*** Provided material ***
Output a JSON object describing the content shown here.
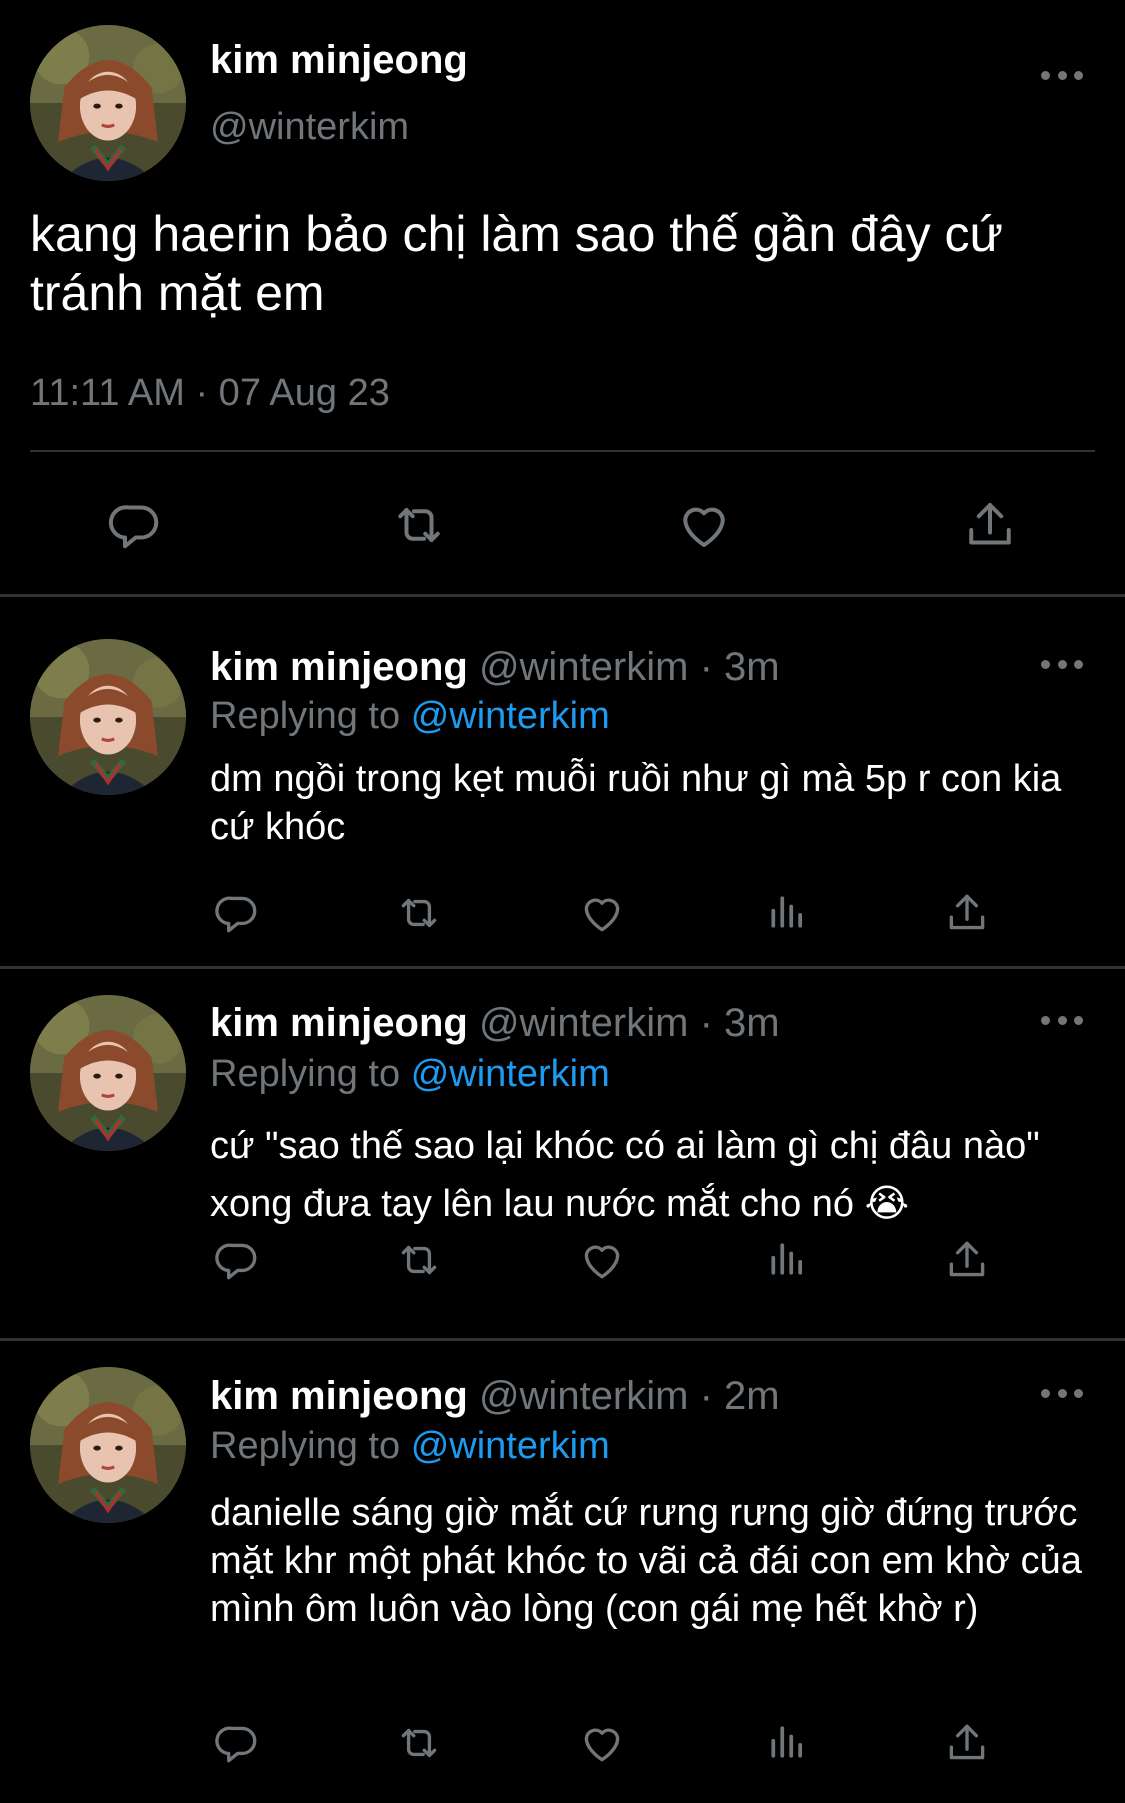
{
  "main_tweet": {
    "author_name": "kim minjeong",
    "author_handle": "@winterkim",
    "text": "kang haerin bảo chị làm sao thế gần đây cứ tránh mặt em",
    "timestamp": "11:11 AM · 07 Aug 23",
    "actions": [
      "reply-icon",
      "retweet-icon",
      "like-icon",
      "share-icon"
    ]
  },
  "replies": [
    {
      "name": "kim minjeong",
      "handle": "@winterkim",
      "time": "3m",
      "replying_label": "Replying to",
      "replying_to": "@winterkim",
      "text": "dm ngồi trong kẹt muỗi ruồi như gì mà 5p r con kia cứ khóc"
    },
    {
      "name": "kim minjeong",
      "handle": "@winterkim",
      "time": "3m",
      "replying_label": "Replying to",
      "replying_to": "@winterkim",
      "text": "cứ \"sao thế sao lại khóc có ai làm gì chị đâu nào\" xong đưa tay lên lau nước mắt cho nó 😭"
    },
    {
      "name": "kim minjeong",
      "handle": "@winterkim",
      "time": "2m",
      "replying_label": "Replying to",
      "replying_to": "@winterkim",
      "text": "danielle sáng giờ mắt cứ rưng rưng giờ đứng trước mặt khr một phát khóc to vãi cả đái con em khờ của mình ôm luôn vào lòng (con gái mẹ hết khờ r)"
    }
  ],
  "reply_actions": [
    "reply-icon",
    "retweet-icon",
    "like-icon",
    "analytics-icon",
    "share-icon"
  ],
  "separator": " · ",
  "colors": {
    "background": "#000000",
    "text": "#ffffff",
    "secondary": "#71767b",
    "link": "#1d9bf0",
    "divider": "#2f3336"
  }
}
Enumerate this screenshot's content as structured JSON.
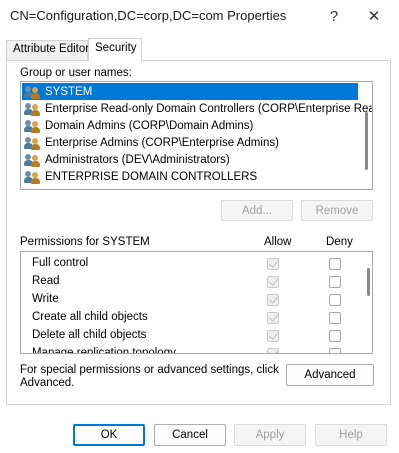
{
  "window": {
    "title": "CN=Configuration,DC=corp,DC=com Properties",
    "help_glyph": "?",
    "close_glyph": "✕"
  },
  "tabs": [
    {
      "label": "Attribute Editor",
      "active": false
    },
    {
      "label": "Security",
      "active": true
    }
  ],
  "security": {
    "group_label": "Group or user names:",
    "principals": [
      {
        "name": "SYSTEM",
        "selected": true,
        "icon": "users-icon"
      },
      {
        "name": "Enterprise Read-only Domain Controllers (CORP\\Enterprise Rea...",
        "selected": false,
        "icon": "users-icon"
      },
      {
        "name": "Domain Admins (CORP\\Domain Admins)",
        "selected": false,
        "icon": "users-icon"
      },
      {
        "name": "Enterprise Admins (CORP\\Enterprise Admins)",
        "selected": false,
        "icon": "users-icon"
      },
      {
        "name": "Administrators (DEV\\Administrators)",
        "selected": false,
        "icon": "users-icon"
      },
      {
        "name": "ENTERPRISE DOMAIN CONTROLLERS",
        "selected": false,
        "icon": "users-icon"
      }
    ],
    "add_label": "Add...",
    "remove_label": "Remove",
    "permissions_label": "Permissions for SYSTEM",
    "allow_header": "Allow",
    "deny_header": "Deny",
    "permissions": [
      {
        "name": "Full control",
        "allow": true,
        "deny": false
      },
      {
        "name": "Read",
        "allow": true,
        "deny": false
      },
      {
        "name": "Write",
        "allow": true,
        "deny": false
      },
      {
        "name": "Create all child objects",
        "allow": true,
        "deny": false
      },
      {
        "name": "Delete all child objects",
        "allow": true,
        "deny": false
      },
      {
        "name": "Manage replication topology",
        "allow": true,
        "deny": false
      }
    ],
    "special_text": "For special permissions or advanced settings, click Advanced.",
    "advanced_label": "Advanced"
  },
  "footer": {
    "ok_label": "OK",
    "cancel_label": "Cancel",
    "apply_label": "Apply",
    "help_label": "Help"
  },
  "colors": {
    "selection": "#0078d7",
    "default_button_border": "#0078d7"
  }
}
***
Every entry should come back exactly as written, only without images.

Output a JSON object describing the content shown here.
{
  "main_tweet": {
    "author_name": "kim minjeong",
    "author_handle": "@winterkim",
    "text": "kang haerin bảo chị làm sao thế gần đây cứ tránh mặt em",
    "timestamp": "11:11 AM · 07 Aug 23",
    "actions": [
      "reply-icon",
      "retweet-icon",
      "like-icon",
      "share-icon"
    ]
  },
  "replies": [
    {
      "name": "kim minjeong",
      "handle": "@winterkim",
      "time": "3m",
      "replying_label": "Replying to",
      "replying_to": "@winterkim",
      "text": "dm ngồi trong kẹt muỗi ruồi như gì mà 5p r con kia cứ khóc"
    },
    {
      "name": "kim minjeong",
      "handle": "@winterkim",
      "time": "3m",
      "replying_label": "Replying to",
      "replying_to": "@winterkim",
      "text": "cứ \"sao thế sao lại khóc có ai làm gì chị đâu nào\" xong đưa tay lên lau nước mắt cho nó 😭"
    },
    {
      "name": "kim minjeong",
      "handle": "@winterkim",
      "time": "2m",
      "replying_label": "Replying to",
      "replying_to": "@winterkim",
      "text": "danielle sáng giờ mắt cứ rưng rưng giờ đứng trước mặt khr một phát khóc to vãi cả đái con em khờ của mình ôm luôn vào lòng (con gái mẹ hết khờ r)"
    }
  ],
  "reply_actions": [
    "reply-icon",
    "retweet-icon",
    "like-icon",
    "analytics-icon",
    "share-icon"
  ],
  "separator": " · ",
  "colors": {
    "background": "#000000",
    "text": "#ffffff",
    "secondary": "#71767b",
    "link": "#1d9bf0",
    "divider": "#2f3336"
  }
}
Enumerate this screenshot's content as structured JSON.
{
  "window": {
    "title": "CN=Configuration,DC=corp,DC=com Properties",
    "help_glyph": "?",
    "close_glyph": "✕"
  },
  "tabs": [
    {
      "label": "Attribute Editor",
      "active": false
    },
    {
      "label": "Security",
      "active": true
    }
  ],
  "security": {
    "group_label": "Group or user names:",
    "principals": [
      {
        "name": "SYSTEM",
        "selected": true,
        "icon": "users-icon"
      },
      {
        "name": "Enterprise Read-only Domain Controllers (CORP\\Enterprise Rea...",
        "selected": false,
        "icon": "users-icon"
      },
      {
        "name": "Domain Admins (CORP\\Domain Admins)",
        "selected": false,
        "icon": "users-icon"
      },
      {
        "name": "Enterprise Admins (CORP\\Enterprise Admins)",
        "selected": false,
        "icon": "users-icon"
      },
      {
        "name": "Administrators (DEV\\Administrators)",
        "selected": false,
        "icon": "users-icon"
      },
      {
        "name": "ENTERPRISE DOMAIN CONTROLLERS",
        "selected": false,
        "icon": "users-icon"
      }
    ],
    "add_label": "Add...",
    "remove_label": "Remove",
    "permissions_label": "Permissions for SYSTEM",
    "allow_header": "Allow",
    "deny_header": "Deny",
    "permissions": [
      {
        "name": "Full control",
        "allow": true,
        "deny": false
      },
      {
        "name": "Read",
        "allow": true,
        "deny": false
      },
      {
        "name": "Write",
        "allow": true,
        "deny": false
      },
      {
        "name": "Create all child objects",
        "allow": true,
        "deny": false
      },
      {
        "name": "Delete all child objects",
        "allow": true,
        "deny": false
      },
      {
        "name": "Manage replication topology",
        "allow": true,
        "deny": false
      }
    ],
    "special_text": "For special permissions or advanced settings, click Advanced.",
    "advanced_label": "Advanced"
  },
  "footer": {
    "ok_label": "OK",
    "cancel_label": "Cancel",
    "apply_label": "Apply",
    "help_label": "Help"
  },
  "colors": {
    "selection": "#0078d7",
    "default_button_border": "#0078d7"
  }
}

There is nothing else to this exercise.